Russian Ruble Rose in Spite of Challenges

Russian Ruble Rose in Spite of Challenges

It was a positive day for the Russian ruble. The Russian currency rose against the U.S. currency in Moscow and offshore trading on Wednesday, even though volumes remained thin and other Russian assets continued to be un-tradable. 

Unfortunately, Russian forces continued to bomb Ukrainian cities despite talk of compromise from both Russia and Ukraine in peace negotiations, three weeks after the start of the Russian invasion.

Market participants, meantime, focused on whether Russia would pay coupons on sovereign debt due Wednesday, or start the clock on a 30-day grace period, after which Russia could default on its foreign sovereign debt for the first time in a very long time.

Ruble and sanctions

On Wednesday,  the ruble added 1.9% on the day to close at 108 per dollar. The Russian currency gained 0.7% versus the euro to close just below 117.7.

When it came to foreign exchanges, it was bid recently at 91 per dollar and traded at 97, up more than 13% on the day. 

 Events in Ukraine and sanctions against Russia that followed triggered the worst economic crisis in Russia. It has to deal with the worst crisis since the fall of the Soviet Union in 1991. 

The Moscow stock market stayed largely closed by the order of the country’s central bank. 

Two days ago, the European Union launched a new barrage of sanctions. New sanctions include bans of investment in the Russian energy sector, luxury goods exports. The bloc also banned imports of steel products from Russia. 

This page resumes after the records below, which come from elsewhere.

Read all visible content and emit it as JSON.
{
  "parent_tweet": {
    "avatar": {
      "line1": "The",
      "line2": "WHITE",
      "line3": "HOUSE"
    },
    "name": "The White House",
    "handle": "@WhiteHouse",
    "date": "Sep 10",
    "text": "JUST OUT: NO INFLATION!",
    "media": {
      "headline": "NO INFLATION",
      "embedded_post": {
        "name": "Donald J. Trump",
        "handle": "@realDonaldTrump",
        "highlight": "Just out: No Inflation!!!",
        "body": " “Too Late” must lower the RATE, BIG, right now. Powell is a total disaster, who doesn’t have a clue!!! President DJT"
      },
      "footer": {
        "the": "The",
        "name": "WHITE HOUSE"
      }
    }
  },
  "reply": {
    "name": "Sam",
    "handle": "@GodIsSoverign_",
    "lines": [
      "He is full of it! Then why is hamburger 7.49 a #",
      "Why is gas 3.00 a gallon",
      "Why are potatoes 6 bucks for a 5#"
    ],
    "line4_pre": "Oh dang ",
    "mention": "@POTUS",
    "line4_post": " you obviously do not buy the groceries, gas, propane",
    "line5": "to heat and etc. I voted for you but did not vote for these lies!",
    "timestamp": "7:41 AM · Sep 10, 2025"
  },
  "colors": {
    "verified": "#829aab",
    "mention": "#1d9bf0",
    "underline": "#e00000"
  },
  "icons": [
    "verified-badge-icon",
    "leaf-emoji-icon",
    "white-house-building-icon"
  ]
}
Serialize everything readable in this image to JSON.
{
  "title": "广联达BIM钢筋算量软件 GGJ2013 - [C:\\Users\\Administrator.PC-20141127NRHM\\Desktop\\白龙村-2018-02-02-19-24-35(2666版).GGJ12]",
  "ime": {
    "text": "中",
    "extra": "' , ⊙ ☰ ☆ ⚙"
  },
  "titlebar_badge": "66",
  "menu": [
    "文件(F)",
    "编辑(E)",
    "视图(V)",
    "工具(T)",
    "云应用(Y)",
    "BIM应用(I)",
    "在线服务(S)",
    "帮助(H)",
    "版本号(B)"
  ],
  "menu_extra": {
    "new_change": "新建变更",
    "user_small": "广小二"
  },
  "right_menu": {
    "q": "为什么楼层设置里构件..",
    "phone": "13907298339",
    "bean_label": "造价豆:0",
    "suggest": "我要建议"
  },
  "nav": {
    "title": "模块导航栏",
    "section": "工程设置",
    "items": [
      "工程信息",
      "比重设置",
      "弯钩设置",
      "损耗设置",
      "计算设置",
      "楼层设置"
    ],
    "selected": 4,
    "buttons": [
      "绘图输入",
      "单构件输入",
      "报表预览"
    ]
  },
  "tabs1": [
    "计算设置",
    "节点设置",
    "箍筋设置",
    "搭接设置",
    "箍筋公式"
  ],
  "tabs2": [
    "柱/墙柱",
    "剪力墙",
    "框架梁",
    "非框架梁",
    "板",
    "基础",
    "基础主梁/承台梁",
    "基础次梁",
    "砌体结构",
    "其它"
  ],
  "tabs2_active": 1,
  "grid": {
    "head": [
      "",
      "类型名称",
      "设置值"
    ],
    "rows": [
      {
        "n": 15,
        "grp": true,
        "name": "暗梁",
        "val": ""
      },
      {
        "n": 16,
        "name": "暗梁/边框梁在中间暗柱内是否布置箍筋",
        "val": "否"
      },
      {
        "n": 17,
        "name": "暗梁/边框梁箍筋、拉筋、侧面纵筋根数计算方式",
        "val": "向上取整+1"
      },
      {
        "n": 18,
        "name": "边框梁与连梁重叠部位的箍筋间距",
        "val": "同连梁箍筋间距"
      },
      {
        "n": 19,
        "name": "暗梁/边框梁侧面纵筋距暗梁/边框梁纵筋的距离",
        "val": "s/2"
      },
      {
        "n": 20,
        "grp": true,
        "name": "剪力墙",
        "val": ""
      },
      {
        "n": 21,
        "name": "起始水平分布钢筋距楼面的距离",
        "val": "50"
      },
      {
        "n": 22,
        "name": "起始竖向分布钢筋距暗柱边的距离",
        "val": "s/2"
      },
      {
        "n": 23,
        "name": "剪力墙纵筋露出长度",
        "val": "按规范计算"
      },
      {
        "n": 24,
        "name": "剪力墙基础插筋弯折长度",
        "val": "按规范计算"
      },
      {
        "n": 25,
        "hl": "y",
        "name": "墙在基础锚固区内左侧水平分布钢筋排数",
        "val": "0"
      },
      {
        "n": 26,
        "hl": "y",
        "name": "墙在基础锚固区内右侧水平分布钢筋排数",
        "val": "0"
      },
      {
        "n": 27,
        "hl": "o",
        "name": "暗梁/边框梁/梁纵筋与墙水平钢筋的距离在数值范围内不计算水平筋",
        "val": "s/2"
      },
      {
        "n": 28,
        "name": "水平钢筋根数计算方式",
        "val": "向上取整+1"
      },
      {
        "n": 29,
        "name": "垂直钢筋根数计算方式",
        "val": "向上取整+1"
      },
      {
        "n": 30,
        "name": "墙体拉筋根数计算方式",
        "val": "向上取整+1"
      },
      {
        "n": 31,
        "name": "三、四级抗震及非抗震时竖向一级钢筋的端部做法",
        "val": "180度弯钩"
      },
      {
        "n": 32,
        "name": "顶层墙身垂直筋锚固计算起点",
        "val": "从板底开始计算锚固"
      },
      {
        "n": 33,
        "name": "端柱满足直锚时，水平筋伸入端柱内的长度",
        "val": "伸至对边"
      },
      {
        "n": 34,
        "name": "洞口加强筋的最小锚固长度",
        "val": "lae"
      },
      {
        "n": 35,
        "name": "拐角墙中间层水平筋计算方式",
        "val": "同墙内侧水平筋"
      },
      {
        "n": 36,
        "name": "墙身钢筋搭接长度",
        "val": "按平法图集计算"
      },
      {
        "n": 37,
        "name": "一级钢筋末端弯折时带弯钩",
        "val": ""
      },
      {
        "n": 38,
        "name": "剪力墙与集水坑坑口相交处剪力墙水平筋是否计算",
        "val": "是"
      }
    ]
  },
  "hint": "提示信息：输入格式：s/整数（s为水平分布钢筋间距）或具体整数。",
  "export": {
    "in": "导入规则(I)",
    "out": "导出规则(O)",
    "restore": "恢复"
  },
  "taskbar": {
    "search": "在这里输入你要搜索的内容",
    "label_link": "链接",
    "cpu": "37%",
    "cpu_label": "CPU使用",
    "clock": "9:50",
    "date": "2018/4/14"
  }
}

The European Union also decided to freeze the assets of more business leaders who support the Russian state. Sanctions imposed by the bloc will hit on Russian oil companies Rosneft, Transneft, and Gazprom Neft. However, members of the bloc will be still able to buy oil and gas from Russian companies. 

Also, the ban on Russian steel imports is estimated to affect 3.3 billion euros worth of products.